- **Aim of the task**: Top to bottom, output the entries that follow exactly.

BEGIN Data to examine

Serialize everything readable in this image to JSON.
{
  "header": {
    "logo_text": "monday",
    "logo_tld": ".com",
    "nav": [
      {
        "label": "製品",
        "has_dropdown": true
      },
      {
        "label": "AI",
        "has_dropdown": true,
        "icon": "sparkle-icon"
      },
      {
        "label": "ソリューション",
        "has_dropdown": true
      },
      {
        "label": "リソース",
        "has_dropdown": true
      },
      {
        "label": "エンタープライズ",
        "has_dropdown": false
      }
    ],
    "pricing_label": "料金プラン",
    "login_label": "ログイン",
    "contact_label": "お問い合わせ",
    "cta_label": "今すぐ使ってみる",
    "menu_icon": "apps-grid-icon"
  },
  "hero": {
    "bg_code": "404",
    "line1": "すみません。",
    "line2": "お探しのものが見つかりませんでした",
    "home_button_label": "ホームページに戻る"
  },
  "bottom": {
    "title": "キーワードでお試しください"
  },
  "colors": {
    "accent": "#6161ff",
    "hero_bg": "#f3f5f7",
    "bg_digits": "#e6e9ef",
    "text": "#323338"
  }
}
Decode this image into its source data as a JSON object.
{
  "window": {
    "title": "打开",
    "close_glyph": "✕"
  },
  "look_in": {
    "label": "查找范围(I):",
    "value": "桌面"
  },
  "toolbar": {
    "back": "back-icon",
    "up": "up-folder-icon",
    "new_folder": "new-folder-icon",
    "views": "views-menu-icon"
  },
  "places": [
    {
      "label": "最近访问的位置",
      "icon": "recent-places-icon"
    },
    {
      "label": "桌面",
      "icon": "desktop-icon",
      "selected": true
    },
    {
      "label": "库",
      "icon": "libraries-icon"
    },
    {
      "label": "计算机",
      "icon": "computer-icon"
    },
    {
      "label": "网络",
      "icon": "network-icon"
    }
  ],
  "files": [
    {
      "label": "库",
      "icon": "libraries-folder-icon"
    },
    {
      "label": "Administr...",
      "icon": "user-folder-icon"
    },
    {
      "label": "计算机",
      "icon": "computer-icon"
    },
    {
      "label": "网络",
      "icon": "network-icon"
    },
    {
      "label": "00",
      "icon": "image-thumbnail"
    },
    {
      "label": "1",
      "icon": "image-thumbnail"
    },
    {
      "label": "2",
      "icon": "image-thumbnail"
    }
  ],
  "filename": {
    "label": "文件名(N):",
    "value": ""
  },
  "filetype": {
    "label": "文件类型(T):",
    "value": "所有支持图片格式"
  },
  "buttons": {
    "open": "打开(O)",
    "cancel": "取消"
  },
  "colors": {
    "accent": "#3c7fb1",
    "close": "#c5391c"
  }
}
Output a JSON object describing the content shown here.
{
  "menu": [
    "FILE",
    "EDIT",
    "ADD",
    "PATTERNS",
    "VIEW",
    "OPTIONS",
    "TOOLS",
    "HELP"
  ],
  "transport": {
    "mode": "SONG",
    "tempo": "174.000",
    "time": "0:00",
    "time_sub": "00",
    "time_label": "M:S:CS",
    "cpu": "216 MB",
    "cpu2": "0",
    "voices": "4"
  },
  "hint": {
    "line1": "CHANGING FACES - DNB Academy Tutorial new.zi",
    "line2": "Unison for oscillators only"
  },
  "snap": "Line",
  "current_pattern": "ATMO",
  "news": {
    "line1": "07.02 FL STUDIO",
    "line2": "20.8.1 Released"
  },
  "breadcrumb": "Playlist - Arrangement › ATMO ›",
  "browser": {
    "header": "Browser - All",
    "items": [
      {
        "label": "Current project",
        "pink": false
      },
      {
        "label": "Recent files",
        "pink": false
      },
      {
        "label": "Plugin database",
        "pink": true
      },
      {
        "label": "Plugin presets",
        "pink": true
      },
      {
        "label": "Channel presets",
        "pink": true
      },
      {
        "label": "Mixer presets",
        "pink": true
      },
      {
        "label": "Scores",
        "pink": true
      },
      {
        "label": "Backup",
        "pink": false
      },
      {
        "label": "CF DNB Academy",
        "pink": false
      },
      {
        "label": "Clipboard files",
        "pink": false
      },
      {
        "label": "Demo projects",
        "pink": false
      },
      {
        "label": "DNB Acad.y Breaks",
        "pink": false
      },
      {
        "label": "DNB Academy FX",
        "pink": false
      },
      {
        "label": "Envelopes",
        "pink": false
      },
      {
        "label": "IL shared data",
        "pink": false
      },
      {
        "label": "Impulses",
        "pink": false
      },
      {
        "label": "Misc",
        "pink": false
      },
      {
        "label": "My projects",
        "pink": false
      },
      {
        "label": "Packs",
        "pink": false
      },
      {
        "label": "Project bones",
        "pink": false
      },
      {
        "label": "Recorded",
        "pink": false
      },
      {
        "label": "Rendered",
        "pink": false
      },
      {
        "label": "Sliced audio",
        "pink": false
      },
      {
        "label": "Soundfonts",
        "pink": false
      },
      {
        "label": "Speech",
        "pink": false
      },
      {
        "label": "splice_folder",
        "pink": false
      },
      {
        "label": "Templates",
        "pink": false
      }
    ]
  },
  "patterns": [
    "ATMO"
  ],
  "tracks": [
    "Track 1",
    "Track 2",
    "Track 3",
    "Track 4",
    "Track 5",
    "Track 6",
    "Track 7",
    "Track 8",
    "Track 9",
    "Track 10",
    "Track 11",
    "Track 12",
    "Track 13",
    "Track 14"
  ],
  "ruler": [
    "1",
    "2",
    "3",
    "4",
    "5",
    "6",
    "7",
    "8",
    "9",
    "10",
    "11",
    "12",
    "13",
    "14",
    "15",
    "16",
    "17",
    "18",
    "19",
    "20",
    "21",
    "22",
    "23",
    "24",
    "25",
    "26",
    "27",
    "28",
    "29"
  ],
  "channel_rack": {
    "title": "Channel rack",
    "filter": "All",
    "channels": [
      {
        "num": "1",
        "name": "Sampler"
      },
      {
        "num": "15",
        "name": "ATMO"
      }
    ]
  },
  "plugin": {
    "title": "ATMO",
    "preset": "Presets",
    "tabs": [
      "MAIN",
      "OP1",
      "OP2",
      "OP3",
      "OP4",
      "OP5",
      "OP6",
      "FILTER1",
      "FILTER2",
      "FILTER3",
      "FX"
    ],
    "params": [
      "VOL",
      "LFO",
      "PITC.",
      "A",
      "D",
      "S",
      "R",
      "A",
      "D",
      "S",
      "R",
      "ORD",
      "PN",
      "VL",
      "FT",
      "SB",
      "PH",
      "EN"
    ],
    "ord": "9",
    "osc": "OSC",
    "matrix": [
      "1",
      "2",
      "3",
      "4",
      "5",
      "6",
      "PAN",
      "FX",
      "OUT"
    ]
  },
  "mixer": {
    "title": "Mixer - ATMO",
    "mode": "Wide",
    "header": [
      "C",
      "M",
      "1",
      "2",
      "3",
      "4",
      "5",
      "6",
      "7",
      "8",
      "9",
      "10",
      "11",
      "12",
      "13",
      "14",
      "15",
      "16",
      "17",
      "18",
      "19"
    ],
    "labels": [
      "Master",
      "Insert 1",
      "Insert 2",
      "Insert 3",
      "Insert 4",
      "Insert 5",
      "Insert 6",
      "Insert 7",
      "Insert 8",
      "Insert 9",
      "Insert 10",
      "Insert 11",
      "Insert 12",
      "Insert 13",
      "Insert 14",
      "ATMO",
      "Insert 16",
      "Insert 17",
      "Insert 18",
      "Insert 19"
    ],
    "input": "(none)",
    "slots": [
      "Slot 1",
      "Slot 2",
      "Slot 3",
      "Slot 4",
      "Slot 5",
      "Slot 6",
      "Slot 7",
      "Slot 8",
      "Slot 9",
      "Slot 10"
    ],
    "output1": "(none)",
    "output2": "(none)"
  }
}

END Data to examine

- **Answer section**:
Serialize everything readable in this image to JSON.
{
  "header": {
    "logo_text": "monday",
    "logo_tld": ".com",
    "nav": [
      {
        "label": "製品",
        "has_dropdown": true
      },
      {
        "label": "AI",
        "has_dropdown": true,
        "icon": "sparkle-icon"
      },
      {
        "label": "ソリューション",
        "has_dropdown": true
      },
      {
        "label": "リソース",
        "has_dropdown": true
      },
      {
        "label": "エンタープライズ",
        "has_dropdown": false
      }
    ],
    "pricing_label": "料金プラン",
    "login_label": "ログイン",
    "contact_label": "お問い合わせ",
    "cta_label": "今すぐ使ってみる",
    "menu_icon": "apps-grid-icon"
  },
  "hero": {
    "bg_code": "404",
    "line1": "すみません。",
    "line2": "お探しのものが見つかりませんでした",
    "home_button_label": "ホームページに戻る"
  },
  "bottom": {
    "title": "キーワードでお試しください"
  },
  "colors": {
    "accent": "#6161ff",
    "hero_bg": "#f3f5f7",
    "bg_digits": "#e6e9ef",
    "text": "#323338"
  }
}
Decode this image into its source data as a JSON object.
{
  "window": {
    "title": "打开",
    "close_glyph": "✕"
  },
  "look_in": {
    "label": "查找范围(I):",
    "value": "桌面"
  },
  "toolbar": {
    "back": "back-icon",
    "up": "up-folder-icon",
    "new_folder": "new-folder-icon",
    "views": "views-menu-icon"
  },
  "places": [
    {
      "label": "最近访问的位置",
      "icon": "recent-places-icon"
    },
    {
      "label": "桌面",
      "icon": "desktop-icon",
      "selected": true
    },
    {
      "label": "库",
      "icon": "libraries-icon"
    },
    {
      "label": "计算机",
      "icon": "computer-icon"
    },
    {
      "label": "网络",
      "icon": "network-icon"
    }
  ],
  "files": [
    {
      "label": "库",
      "icon": "libraries-folder-icon"
    },
    {
      "label": "Administr...",
      "icon": "user-folder-icon"
    },
    {
      "label": "计算机",
      "icon": "computer-icon"
    },
    {
      "label": "网络",
      "icon": "network-icon"
    },
    {
      "label": "00",
      "icon": "image-thumbnail"
    },
    {
      "label": "1",
      "icon": "image-thumbnail"
    },
    {
      "label": "2",
      "icon": "image-thumbnail"
    }
  ],
  "filename": {
    "label": "文件名(N):",
    "value": ""
  },
  "filetype": {
    "label": "文件类型(T):",
    "value": "所有支持图片格式"
  },
  "buttons": {
    "open": "打开(O)",
    "cancel": "取消"
  },
  "colors": {
    "accent": "#3c7fb1",
    "close": "#c5391c"
  }
}
Output a JSON object describing the content shown here.
{
  "menu": [
    "FILE",
    "EDIT",
    "ADD",
    "PATTERNS",
    "VIEW",
    "OPTIONS",
    "TOOLS",
    "HELP"
  ],
  "transport": {
    "mode": "SONG",
    "tempo": "174.000",
    "time": "0:00",
    "time_sub": "00",
    "time_label": "M:S:CS",
    "cpu": "216 MB",
    "cpu2": "0",
    "voices": "4"
  },
  "hint": {
    "line1": "CHANGING FACES - DNB Academy Tutorial new.zi",
    "line2": "Unison for oscillators only"
  },
  "snap": "Line",
  "current_pattern": "ATMO",
  "news": {
    "line1": "07.02 FL STUDIO",
    "line2": "20.8.1 Released"
  },
  "breadcrumb": "Playlist - Arrangement › ATMO ›",
  "browser": {
    "header": "Browser - All",
    "items": [
      {
        "label": "Current project",
        "pink": false
      },
      {
        "label": "Recent files",
        "pink": false
      },
      {
        "label": "Plugin database",
        "pink": true
      },
      {
        "label": "Plugin presets",
        "pink": true
      },
      {
        "label": "Channel presets",
        "pink": true
      },
      {
        "label": "Mixer presets",
        "pink": true
      },
      {
        "label": "Scores",
        "pink": true
      },
      {
        "label": "Backup",
        "pink": false
      },
      {
        "label": "CF DNB Academy",
        "pink": false
      },
      {
        "label": "Clipboard files",
        "pink": false
      },
      {
        "label": "Demo projects",
        "pink": false
      },
      {
        "label": "DNB Acad.y Breaks",
        "pink": false
      },
      {
        "label": "DNB Academy FX",
        "pink": false
      },
      {
        "label": "Envelopes",
        "pink": false
      },
      {
        "label": "IL shared data",
        "pink": false
      },
      {
        "label": "Impulses",
        "pink": false
      },
      {
        "label": "Misc",
        "pink": false
      },
      {
        "label": "My projects",
        "pink": false
      },
      {
        "label": "Packs",
        "pink": false
      },
      {
        "label": "Project bones",
        "pink": false
      },
      {
        "label": "Recorded",
        "pink": false
      },
      {
        "label": "Rendered",
        "pink": false
      },
      {
        "label": "Sliced audio",
        "pink": false
      },
      {
        "label": "Soundfonts",
        "pink": false
      },
      {
        "label": "Speech",
        "pink": false
      },
      {
        "label": "splice_folder",
        "pink": false
      },
      {
        "label": "Templates",
        "pink": false
      }
    ]
  },
  "patterns": [
    "ATMO"
  ],
  "tracks": [
    "Track 1",
    "Track 2",
    "Track 3",
    "Track 4",
    "Track 5",
    "Track 6",
    "Track 7",
    "Track 8",
    "Track 9",
    "Track 10",
    "Track 11",
    "Track 12",
    "Track 13",
    "Track 14"
  ],
  "ruler": [
    "1",
    "2",
    "3",
    "4",
    "5",
    "6",
    "7",
    "8",
    "9",
    "10",
    "11",
    "12",
    "13",
    "14",
    "15",
    "16",
    "17",
    "18",
    "19",
    "20",
    "21",
    "22",
    "23",
    "24",
    "25",
    "26",
    "27",
    "28",
    "29"
  ],
  "channel_rack": {
    "title": "Channel rack",
    "filter": "All",
    "channels": [
      {
        "num": "1",
        "name": "Sampler"
      },
      {
        "num": "15",
        "name": "ATMO"
      }
    ]
  },
  "plugin": {
    "title": "ATMO",
    "preset": "Presets",
    "tabs": [
      "MAIN",
      "OP1",
      "OP2",
      "OP3",
      "OP4",
      "OP5",
      "OP6",
      "FILTER1",
      "FILTER2",
      "FILTER3",
      "FX"
    ],
    "params": [
      "VOL",
      "LFO",
      "PITC.",
      "A",
      "D",
      "S",
      "R",
      "A",
      "D",
      "S",
      "R",
      "ORD",
      "PN",
      "VL",
      "FT",
      "SB",
      "PH",
      "EN"
    ],
    "ord": "9",
    "osc": "OSC",
    "matrix": [
      "1",
      "2",
      "3",
      "4",
      "5",
      "6",
      "PAN",
      "FX",
      "OUT"
    ]
  },
  "mixer": {
    "title": "Mixer - ATMO",
    "mode": "Wide",
    "header": [
      "C",
      "M",
      "1",
      "2",
      "3",
      "4",
      "5",
      "6",
      "7",
      "8",
      "9",
      "10",
      "11",
      "12",
      "13",
      "14",
      "15",
      "16",
      "17",
      "18",
      "19"
    ],
    "labels": [
      "Master",
      "Insert 1",
      "Insert 2",
      "Insert 3",
      "Insert 4",
      "Insert 5",
      "Insert 6",
      "Insert 7",
      "Insert 8",
      "Insert 9",
      "Insert 10",
      "Insert 11",
      "Insert 12",
      "Insert 13",
      "Insert 14",
      "ATMO",
      "Insert 16",
      "Insert 17",
      "Insert 18",
      "Insert 19"
    ],
    "input": "(none)",
    "slots": [
      "Slot 1",
      "Slot 2",
      "Slot 3",
      "Slot 4",
      "Slot 5",
      "Slot 6",
      "Slot 7",
      "Slot 8",
      "Slot 9",
      "Slot 10"
    ],
    "output1": "(none)",
    "output2": "(none)"
  }
}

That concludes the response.